The grille is from a Chevrolet, the headlamps from Jaguar, the interiors of a Hyundai, the suspension borrowed from Mercedes and the engine copied from Ford and you have a Chinese car at half the price of all these cars.
This lack of ingenuity has started to hurt local brands such as Chery, Geely and BYD in China, with their share in the domestic market slipping to below 30% this year. At the same time the prospects of them going big in overseas markets remain as bleak as ever.
"I do not believe the local cars are world class yet but they are learning and improving," said John Edwards, global brand director, Land Rover. "In times to come some of them would be able to export to developed markets and make a name for themselves. Maybe in a decade or so."

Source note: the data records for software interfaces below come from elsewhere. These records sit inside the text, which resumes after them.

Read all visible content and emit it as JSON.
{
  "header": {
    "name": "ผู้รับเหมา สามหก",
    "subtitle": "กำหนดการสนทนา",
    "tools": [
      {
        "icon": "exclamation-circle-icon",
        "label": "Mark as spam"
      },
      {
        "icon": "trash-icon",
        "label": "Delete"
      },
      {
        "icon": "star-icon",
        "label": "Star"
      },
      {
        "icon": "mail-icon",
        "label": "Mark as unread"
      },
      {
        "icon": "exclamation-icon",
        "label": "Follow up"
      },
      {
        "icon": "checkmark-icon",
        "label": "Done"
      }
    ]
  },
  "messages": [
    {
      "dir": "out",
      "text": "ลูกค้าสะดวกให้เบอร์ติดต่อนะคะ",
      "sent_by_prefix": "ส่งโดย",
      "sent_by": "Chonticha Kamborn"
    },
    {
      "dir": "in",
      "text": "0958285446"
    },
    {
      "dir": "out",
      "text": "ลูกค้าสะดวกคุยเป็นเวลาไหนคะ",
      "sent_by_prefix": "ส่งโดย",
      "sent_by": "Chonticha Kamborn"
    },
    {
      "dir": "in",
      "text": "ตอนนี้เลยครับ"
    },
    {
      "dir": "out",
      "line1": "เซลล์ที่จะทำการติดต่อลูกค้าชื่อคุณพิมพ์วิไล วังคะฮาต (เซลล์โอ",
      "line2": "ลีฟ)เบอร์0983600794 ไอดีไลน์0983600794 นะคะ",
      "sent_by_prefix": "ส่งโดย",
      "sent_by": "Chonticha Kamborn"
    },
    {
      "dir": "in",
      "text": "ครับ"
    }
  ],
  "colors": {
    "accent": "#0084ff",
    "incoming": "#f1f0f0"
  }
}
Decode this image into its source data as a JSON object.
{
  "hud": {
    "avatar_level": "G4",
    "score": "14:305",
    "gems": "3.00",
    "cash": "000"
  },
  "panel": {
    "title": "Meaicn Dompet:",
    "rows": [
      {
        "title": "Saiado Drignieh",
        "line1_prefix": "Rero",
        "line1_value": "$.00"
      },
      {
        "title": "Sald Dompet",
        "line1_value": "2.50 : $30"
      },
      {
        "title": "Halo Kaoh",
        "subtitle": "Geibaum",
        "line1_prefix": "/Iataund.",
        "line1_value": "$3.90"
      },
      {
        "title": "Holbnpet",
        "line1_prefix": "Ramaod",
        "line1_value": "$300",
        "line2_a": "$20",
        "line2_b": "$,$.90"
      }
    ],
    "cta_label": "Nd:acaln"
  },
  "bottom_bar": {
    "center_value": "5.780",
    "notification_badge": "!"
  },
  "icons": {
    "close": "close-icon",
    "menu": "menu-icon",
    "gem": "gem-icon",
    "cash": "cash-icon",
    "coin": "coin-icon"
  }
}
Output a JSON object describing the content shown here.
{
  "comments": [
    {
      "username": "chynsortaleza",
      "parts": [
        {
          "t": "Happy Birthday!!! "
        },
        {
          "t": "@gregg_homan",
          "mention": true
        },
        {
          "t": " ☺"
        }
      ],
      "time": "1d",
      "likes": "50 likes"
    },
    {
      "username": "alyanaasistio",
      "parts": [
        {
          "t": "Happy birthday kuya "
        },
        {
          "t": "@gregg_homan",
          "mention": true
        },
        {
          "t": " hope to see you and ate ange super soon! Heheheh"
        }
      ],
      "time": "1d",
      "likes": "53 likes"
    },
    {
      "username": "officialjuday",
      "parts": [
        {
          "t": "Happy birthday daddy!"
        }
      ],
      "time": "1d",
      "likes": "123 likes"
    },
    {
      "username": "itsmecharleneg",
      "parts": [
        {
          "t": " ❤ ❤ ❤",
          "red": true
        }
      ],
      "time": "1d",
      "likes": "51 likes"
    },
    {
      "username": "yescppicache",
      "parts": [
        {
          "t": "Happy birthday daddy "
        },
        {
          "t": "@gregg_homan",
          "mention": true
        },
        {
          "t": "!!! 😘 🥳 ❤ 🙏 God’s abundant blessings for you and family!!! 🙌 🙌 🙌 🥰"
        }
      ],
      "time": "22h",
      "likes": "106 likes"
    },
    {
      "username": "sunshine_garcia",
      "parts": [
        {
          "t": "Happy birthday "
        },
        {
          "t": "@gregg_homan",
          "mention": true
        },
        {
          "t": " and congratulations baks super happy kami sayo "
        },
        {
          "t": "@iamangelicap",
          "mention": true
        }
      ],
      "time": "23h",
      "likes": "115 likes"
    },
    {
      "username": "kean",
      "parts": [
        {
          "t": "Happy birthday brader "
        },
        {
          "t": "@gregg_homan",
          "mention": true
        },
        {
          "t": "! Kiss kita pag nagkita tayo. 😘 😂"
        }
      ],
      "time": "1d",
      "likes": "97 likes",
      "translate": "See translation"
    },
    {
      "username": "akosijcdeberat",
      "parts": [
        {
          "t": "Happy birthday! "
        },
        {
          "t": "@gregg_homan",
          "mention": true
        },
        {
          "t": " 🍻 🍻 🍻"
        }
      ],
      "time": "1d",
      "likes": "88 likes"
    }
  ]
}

While China remains firmly in the driver's seat as far as its market size is concerned, the heat is on its local brands to catch up with foreign carmakers. Traditionally, global heavyweights like VW, GM, Ford, Toyota, Nissan, Hyundai and Honda have concentrated on the big spender's fetish for sedans and SUVs leaving the budget category of small cars for the local brands. But now, even they are bringing in low-cost compact cars threatening the future of local companies.
"It is our top prority to make sure we don't fail under pressure," said Li Shufu,co-chairman, Zhejiang Geely Holding Group in an interview last month.

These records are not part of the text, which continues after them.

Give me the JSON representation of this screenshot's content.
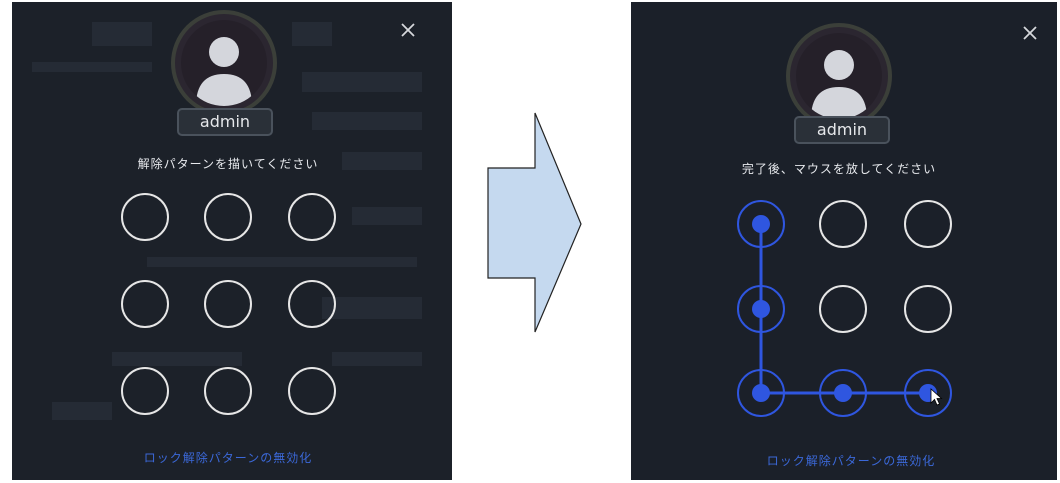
{
  "before": {
    "username": "admin",
    "instruction": "解除パターンを描いてください",
    "disable_link": "ロック解除パターンの無効化",
    "pattern_selected": []
  },
  "after": {
    "username": "admin",
    "instruction": "完了後、マウスを放してください",
    "disable_link": "ロック解除パターンの無効化",
    "pattern_selected": [
      1,
      4,
      7,
      8,
      9
    ]
  },
  "icons": {
    "close": "close-icon",
    "avatar": "user-avatar-icon",
    "cursor": "mouse-pointer-icon",
    "arrow": "right-arrow-icon"
  },
  "colors": {
    "panel_bg": "#1c2129",
    "node_idle": "#e6e6e6",
    "node_active": "#2f56e0",
    "link_text": "#3b68d8",
    "arrow_fill": "#c5d9ef"
  }
}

What works against these firms is that unlike Japan and Korea, China's car buyers are not as nationalistic and do not mind buying a Chevrolet Sail over a Geely or Chery.
To answer the call for technology some of them may get active in the M&A space. Geely, for example, bought Volvo in 2010, and may use some of its technologies. Others may look to do the same. All are investing in technology but have not been able to match their global counterparts.